WHAT YOU NEED TO DO:
Please give the data again in full, exactly as it reads.

---------------

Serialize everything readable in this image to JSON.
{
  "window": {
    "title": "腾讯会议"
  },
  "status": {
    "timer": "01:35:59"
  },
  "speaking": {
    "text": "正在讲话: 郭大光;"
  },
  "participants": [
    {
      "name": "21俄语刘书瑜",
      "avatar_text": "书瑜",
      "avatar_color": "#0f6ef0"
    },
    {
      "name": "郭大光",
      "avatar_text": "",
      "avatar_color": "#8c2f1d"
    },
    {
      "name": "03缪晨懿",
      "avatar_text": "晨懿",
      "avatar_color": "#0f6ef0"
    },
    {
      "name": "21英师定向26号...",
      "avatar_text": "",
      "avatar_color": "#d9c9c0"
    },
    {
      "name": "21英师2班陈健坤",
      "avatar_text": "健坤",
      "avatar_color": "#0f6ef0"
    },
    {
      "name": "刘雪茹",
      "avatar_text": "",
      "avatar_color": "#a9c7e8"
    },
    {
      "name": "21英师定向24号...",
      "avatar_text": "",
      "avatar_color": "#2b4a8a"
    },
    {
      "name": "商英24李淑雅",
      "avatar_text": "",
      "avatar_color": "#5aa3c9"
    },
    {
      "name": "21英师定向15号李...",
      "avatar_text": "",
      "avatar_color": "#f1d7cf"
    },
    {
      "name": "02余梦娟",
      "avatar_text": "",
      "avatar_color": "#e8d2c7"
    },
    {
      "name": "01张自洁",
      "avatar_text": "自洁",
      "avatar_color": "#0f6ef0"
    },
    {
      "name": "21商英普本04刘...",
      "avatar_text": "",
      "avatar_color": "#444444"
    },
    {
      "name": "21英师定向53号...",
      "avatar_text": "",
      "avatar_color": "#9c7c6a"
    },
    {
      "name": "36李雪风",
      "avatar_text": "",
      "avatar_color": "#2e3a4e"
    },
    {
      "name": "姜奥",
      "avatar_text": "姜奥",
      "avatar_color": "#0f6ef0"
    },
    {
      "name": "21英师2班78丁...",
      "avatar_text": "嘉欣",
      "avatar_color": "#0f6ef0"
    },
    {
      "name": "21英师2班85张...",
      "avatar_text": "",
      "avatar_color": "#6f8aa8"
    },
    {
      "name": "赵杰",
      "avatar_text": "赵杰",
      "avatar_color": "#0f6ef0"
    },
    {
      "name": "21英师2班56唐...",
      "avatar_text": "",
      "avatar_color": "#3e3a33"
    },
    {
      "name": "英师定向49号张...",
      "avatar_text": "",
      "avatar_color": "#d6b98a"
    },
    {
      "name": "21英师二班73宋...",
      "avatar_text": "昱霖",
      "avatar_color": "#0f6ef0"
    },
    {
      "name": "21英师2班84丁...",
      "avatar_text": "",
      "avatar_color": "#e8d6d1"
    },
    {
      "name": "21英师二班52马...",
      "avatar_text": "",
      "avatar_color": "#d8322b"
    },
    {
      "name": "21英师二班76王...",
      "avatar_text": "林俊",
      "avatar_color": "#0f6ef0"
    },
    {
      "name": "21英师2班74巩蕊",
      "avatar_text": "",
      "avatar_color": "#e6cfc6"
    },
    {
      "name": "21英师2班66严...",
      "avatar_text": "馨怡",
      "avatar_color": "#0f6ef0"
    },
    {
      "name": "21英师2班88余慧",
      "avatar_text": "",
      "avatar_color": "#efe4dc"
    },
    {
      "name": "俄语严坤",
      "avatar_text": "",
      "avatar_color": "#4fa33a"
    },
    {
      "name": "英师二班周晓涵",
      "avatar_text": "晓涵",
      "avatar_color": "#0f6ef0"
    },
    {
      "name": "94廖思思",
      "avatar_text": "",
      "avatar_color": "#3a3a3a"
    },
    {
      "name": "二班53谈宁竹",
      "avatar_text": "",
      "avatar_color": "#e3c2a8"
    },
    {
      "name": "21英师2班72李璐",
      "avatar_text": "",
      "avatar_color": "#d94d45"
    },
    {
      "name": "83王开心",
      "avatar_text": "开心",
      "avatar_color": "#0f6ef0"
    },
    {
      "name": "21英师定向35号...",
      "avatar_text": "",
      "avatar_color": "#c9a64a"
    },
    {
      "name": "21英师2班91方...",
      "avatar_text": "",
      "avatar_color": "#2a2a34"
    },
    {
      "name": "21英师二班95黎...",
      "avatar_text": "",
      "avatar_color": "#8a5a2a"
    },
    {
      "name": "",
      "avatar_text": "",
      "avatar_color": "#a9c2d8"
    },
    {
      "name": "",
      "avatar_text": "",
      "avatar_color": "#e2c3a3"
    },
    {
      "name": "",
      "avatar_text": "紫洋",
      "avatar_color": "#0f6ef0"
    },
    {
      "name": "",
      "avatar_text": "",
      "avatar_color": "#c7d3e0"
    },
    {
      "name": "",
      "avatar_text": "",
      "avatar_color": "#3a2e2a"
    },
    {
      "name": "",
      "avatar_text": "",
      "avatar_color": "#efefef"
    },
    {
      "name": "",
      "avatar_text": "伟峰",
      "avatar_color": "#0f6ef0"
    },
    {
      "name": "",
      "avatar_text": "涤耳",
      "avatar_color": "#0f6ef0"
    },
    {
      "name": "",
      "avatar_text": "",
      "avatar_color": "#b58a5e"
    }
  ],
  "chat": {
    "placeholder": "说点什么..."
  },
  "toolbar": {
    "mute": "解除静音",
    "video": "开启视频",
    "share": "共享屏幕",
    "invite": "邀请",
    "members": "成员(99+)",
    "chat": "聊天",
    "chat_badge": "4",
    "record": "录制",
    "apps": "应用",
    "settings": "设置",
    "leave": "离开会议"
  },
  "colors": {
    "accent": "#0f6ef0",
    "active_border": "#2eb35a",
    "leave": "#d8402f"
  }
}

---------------

TASK SOLUTION:
Serialize everything readable in this image to JSON.
{
  "window": {
    "title": "腾讯会议"
  },
  "status": {
    "timer": "01:35:59"
  },
  "speaking": {
    "text": "正在讲话: 郭大光;"
  },
  "participants": [
    {
      "name": "21俄语刘书瑜",
      "avatar_text": "书瑜",
      "avatar_color": "#0f6ef0"
    },
    {
      "name": "郭大光",
      "avatar_text": "",
      "avatar_color": "#8c2f1d"
    },
    {
      "name": "03缪晨懿",
      "avatar_text": "晨懿",
      "avatar_color": "#0f6ef0"
    },
    {
      "name": "21英师定向26号...",
      "avatar_text": "",
      "avatar_color": "#d9c9c0"
    },
    {
      "name": "21英师2班陈健坤",
      "avatar_text": "健坤",
      "avatar_color": "#0f6ef0"
    },
    {
      "name": "刘雪茹",
      "avatar_text": "",
      "avatar_color": "#a9c7e8"
    },
    {
      "name": "21英师定向24号...",
      "avatar_text": "",
      "avatar_color": "#2b4a8a"
    },
    {
      "name": "商英24李淑雅",
      "avatar_text": "",
      "avatar_color": "#5aa3c9"
    },
    {
      "name": "21英师定向15号李...",
      "avatar_text": "",
      "avatar_color": "#f1d7cf"
    },
    {
      "name": "02余梦娟",
      "avatar_text": "",
      "avatar_color": "#e8d2c7"
    },
    {
      "name": "01张自洁",
      "avatar_text": "自洁",
      "avatar_color": "#0f6ef0"
    },
    {
      "name": "21商英普本04刘...",
      "avatar_text": "",
      "avatar_color": "#444444"
    },
    {
      "name": "21英师定向53号...",
      "avatar_text": "",
      "avatar_color": "#9c7c6a"
    },
    {
      "name": "36李雪风",
      "avatar_text": "",
      "avatar_color": "#2e3a4e"
    },
    {
      "name": "姜奥",
      "avatar_text": "姜奥",
      "avatar_color": "#0f6ef0"
    },
    {
      "name": "21英师2班78丁...",
      "avatar_text": "嘉欣",
      "avatar_color": "#0f6ef0"
    },
    {
      "name": "21英师2班85张...",
      "avatar_text": "",
      "avatar_color": "#6f8aa8"
    },
    {
      "name": "赵杰",
      "avatar_text": "赵杰",
      "avatar_color": "#0f6ef0"
    },
    {
      "name": "21英师2班56唐...",
      "avatar_text": "",
      "avatar_color": "#3e3a33"
    },
    {
      "name": "英师定向49号张...",
      "avatar_text": "",
      "avatar_color": "#d6b98a"
    },
    {
      "name": "21英师二班73宋...",
      "avatar_text": "昱霖",
      "avatar_color": "#0f6ef0"
    },
    {
      "name": "21英师2班84丁...",
      "avatar_text": "",
      "avatar_color": "#e8d6d1"
    },
    {
      "name": "21英师二班52马...",
      "avatar_text": "",
      "avatar_color": "#d8322b"
    },
    {
      "name": "21英师二班76王...",
      "avatar_text": "林俊",
      "avatar_color": "#0f6ef0"
    },
    {
      "name": "21英师2班74巩蕊",
      "avatar_text": "",
      "avatar_color": "#e6cfc6"
    },
    {
      "name": "21英师2班66严...",
      "avatar_text": "馨怡",
      "avatar_color": "#0f6ef0"
    },
    {
      "name": "21英师2班88余慧",
      "avatar_text": "",
      "avatar_color": "#efe4dc"
    },
    {
      "name": "俄语严坤",
      "avatar_text": "",
      "avatar_color": "#4fa33a"
    },
    {
      "name": "英师二班周晓涵",
      "avatar_text": "晓涵",
      "avatar_color": "#0f6ef0"
    },
    {
      "name": "94廖思思",
      "avatar_text": "",
      "avatar_color": "#3a3a3a"
    },
    {
      "name": "二班53谈宁竹",
      "avatar_text": "",
      "avatar_color": "#e3c2a8"
    },
    {
      "name": "21英师2班72李璐",
      "avatar_text": "",
      "avatar_color": "#d94d45"
    },
    {
      "name": "83王开心",
      "avatar_text": "开心",
      "avatar_color": "#0f6ef0"
    },
    {
      "name": "21英师定向35号...",
      "avatar_text": "",
      "avatar_color": "#c9a64a"
    },
    {
      "name": "21英师2班91方...",
      "avatar_text": "",
      "avatar_color": "#2a2a34"
    },
    {
      "name": "21英师二班95黎...",
      "avatar_text": "",
      "avatar_color": "#8a5a2a"
    },
    {
      "name": "",
      "avatar_text": "",
      "avatar_color": "#a9c2d8"
    },
    {
      "name": "",
      "avatar_text": "",
      "avatar_color": "#e2c3a3"
    },
    {
      "name": "",
      "avatar_text": "紫洋",
      "avatar_color": "#0f6ef0"
    },
    {
      "name": "",
      "avatar_text": "",
      "avatar_color": "#c7d3e0"
    },
    {
      "name": "",
      "avatar_text": "",
      "avatar_color": "#3a2e2a"
    },
    {
      "name": "",
      "avatar_text": "",
      "avatar_color": "#efefef"
    },
    {
      "name": "",
      "avatar_text": "伟峰",
      "avatar_color": "#0f6ef0"
    },
    {
      "name": "",
      "avatar_text": "涤耳",
      "avatar_color": "#0f6ef0"
    },
    {
      "name": "",
      "avatar_text": "",
      "avatar_color": "#b58a5e"
    }
  ],
  "chat": {
    "placeholder": "说点什么..."
  },
  "toolbar": {
    "mute": "解除静音",
    "video": "开启视频",
    "share": "共享屏幕",
    "invite": "邀请",
    "members": "成员(99+)",
    "chat": "聊天",
    "chat_badge": "4",
    "record": "录制",
    "apps": "应用",
    "settings": "设置",
    "leave": "离开会议"
  },
  "colors": {
    "accent": "#0f6ef0",
    "active_border": "#2eb35a",
    "leave": "#d8402f"
  }
}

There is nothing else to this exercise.